By Alan Pergament
During one of his numerous talk show appearances replayed on tonight’s American Masters program on WNED-TV, Marvin Hamiisch suggested to an interviewer that there was a good reason that there is "ham" in his last name.
Throughout the 90 minutes of "Marvin Hamlisch: What He Did for Love," you can see why the late principal pops conductor of the Buffalo Philharmonic would say that.
And you can see why I suggested last week that if you didn't see Hamlisch perform with the BPO here, you’ll regret it after you see how funny, delightful and appealing the famed ham and composer of "A Chorus Line," "They're Playing Our Song" and numerous shows and movie tunes was before any audience.
When it comes to profiles of celebrity icons, nobody does it better than the writers and producers of American Masters.
The program, which aired nationally on Friday, is well worth the wait for WNED-TV viewers at 9:30 tonight even though it is somewhat disappointing that Hamisch's role in Buffalo is never mentioned.
Using television clips and interviews with Hamlisch's diverse group of friends, family members and admirers, "What He Did for Love" is a joyous and moving tribute to the child prodigy who played for Judy Garland early in his life, won three Oscars on the same night before he was 30 and earned a Pulitzer Prize for his collaboration with Buffalo native Michael Bennett on "A Chorus Line."
If you're a regular reader of this blog, you probably know I was predisposed to love the program since I am a big Broadway musical fan. Just this week, I saw the premiere of the biographical Carole King musical, "Beautiful," that currently is playing in previews in the Stephen Sondheim Theatre. (Mini-review: Loved the music, the story not so much.)

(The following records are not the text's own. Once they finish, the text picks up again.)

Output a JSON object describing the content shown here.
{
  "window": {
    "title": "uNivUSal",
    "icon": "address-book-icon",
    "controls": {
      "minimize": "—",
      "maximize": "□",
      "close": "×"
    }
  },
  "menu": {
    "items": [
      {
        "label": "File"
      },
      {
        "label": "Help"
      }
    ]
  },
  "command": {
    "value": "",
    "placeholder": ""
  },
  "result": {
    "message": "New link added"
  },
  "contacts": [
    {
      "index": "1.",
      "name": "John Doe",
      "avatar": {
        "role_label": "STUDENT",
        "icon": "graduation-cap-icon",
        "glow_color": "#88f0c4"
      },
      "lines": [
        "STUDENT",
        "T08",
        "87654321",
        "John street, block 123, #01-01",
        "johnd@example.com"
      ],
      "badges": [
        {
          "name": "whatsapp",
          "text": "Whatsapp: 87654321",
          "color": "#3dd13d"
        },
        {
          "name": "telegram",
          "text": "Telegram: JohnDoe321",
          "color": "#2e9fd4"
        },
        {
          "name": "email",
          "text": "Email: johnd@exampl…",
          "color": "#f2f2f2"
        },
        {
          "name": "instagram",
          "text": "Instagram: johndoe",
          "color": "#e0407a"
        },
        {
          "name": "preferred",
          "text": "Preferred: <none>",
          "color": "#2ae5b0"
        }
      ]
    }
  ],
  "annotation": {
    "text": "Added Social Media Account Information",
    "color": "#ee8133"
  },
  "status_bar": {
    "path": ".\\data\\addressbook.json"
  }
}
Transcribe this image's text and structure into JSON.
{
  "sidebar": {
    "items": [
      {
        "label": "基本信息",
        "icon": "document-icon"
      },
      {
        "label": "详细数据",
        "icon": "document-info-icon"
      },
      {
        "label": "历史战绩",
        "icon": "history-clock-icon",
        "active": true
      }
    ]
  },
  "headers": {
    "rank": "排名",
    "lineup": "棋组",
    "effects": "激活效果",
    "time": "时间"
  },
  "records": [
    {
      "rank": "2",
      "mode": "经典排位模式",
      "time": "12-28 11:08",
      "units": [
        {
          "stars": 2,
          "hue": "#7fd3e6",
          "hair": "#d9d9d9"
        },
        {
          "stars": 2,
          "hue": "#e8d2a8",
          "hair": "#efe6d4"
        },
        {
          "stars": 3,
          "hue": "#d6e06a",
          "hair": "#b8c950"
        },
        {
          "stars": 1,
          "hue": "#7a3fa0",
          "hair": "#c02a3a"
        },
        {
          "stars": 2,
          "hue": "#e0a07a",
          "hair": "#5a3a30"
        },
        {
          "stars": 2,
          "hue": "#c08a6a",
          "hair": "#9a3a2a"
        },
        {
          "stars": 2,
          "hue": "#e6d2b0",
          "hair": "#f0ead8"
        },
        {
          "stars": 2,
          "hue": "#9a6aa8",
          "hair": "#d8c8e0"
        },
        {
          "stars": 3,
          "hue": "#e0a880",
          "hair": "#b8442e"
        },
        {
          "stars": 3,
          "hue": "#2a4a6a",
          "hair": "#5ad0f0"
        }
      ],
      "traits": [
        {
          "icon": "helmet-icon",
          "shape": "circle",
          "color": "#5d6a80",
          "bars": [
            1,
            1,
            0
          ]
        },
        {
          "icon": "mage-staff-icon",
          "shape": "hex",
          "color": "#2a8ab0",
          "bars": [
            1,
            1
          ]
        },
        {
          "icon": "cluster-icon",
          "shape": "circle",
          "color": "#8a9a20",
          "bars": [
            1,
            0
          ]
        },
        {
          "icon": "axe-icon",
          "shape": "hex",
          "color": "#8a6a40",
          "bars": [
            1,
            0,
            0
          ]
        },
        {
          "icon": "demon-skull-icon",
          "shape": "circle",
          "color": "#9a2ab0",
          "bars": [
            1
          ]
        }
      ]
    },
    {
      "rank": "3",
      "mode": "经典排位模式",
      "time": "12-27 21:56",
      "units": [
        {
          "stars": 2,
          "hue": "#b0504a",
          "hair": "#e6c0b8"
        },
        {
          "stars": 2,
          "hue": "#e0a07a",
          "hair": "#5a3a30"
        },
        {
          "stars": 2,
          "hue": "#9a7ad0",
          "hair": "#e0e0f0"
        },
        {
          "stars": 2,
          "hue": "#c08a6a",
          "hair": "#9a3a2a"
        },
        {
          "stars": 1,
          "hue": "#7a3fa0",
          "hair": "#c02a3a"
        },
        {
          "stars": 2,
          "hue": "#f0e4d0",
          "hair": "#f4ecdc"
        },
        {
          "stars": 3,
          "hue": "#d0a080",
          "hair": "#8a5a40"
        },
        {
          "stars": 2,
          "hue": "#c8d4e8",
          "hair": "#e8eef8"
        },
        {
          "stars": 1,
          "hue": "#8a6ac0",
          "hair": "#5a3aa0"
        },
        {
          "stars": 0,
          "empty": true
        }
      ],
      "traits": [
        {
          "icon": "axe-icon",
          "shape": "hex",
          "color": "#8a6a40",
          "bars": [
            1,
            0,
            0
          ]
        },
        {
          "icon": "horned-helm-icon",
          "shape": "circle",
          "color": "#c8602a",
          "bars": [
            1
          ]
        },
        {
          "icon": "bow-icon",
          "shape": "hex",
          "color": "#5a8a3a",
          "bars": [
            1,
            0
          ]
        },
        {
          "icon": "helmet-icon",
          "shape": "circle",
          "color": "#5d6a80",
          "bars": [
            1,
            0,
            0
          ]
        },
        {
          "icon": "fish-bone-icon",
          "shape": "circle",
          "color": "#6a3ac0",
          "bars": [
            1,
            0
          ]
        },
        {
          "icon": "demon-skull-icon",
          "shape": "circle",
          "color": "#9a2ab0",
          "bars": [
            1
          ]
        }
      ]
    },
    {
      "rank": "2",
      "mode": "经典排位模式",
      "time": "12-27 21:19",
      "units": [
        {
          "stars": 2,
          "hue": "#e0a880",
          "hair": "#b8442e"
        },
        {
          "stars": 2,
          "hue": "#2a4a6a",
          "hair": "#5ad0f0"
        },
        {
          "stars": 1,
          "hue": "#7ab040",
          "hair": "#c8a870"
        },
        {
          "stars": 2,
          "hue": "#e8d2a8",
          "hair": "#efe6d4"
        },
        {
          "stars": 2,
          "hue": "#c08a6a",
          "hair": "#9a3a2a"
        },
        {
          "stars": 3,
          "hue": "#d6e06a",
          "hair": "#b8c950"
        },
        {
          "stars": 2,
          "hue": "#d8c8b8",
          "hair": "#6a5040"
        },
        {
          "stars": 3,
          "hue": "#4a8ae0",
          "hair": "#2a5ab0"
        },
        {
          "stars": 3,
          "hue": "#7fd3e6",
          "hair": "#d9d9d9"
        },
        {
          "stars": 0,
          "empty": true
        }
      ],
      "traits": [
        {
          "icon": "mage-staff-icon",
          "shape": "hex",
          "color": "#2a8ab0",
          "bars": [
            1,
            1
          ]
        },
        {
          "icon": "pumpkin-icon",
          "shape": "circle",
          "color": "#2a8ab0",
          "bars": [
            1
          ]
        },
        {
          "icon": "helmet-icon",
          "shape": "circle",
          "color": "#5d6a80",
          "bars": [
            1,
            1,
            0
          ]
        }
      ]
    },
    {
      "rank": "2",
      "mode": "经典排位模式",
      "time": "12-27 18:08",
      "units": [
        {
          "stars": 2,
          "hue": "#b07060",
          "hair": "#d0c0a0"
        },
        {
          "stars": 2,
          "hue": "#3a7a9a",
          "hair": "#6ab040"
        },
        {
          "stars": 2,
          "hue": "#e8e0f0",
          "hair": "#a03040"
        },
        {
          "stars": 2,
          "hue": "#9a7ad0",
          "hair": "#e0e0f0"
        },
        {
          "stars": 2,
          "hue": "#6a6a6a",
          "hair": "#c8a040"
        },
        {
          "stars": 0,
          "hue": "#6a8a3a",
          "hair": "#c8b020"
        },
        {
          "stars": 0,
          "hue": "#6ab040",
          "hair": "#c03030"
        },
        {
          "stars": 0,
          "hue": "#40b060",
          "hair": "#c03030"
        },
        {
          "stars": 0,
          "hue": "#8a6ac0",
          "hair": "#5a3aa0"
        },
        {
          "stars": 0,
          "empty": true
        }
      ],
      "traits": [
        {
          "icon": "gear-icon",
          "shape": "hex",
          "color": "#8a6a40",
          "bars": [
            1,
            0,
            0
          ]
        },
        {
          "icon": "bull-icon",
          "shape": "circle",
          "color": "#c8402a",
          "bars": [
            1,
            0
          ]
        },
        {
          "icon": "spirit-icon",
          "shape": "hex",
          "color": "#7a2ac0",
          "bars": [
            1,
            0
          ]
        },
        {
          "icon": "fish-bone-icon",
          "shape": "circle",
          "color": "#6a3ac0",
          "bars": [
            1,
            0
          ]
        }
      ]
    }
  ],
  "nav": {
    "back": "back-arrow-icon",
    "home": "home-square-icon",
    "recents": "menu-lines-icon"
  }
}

But the high expectations for the Hamlisch program were exceeded because of the storytelling ability of Hamlisch and his friends.
In his multiple interviews with famous TV talk show hosts, Hamlisch explained his writing process and illustrated why his sense of humor would have made a career playing classical music too confining.
One of the other highlights comes from singer Carly Simon, who is best known for singing the theme song of "Nobody Does It Better" written by Hamlisch for the James Bond movie "The Spy Who Loved Me."
Simon remembered listening to Hamisch play the piano for a group of musical friends for hours in his New York home during the famous 1977 New York City blackout.
If you’'re staying at home on New Year’s Eve, there might not be a better way to enjoy the evening than watching Hamlisch at the piano playing and singing his songs along with his famous friends.
taggedTelevision | TV news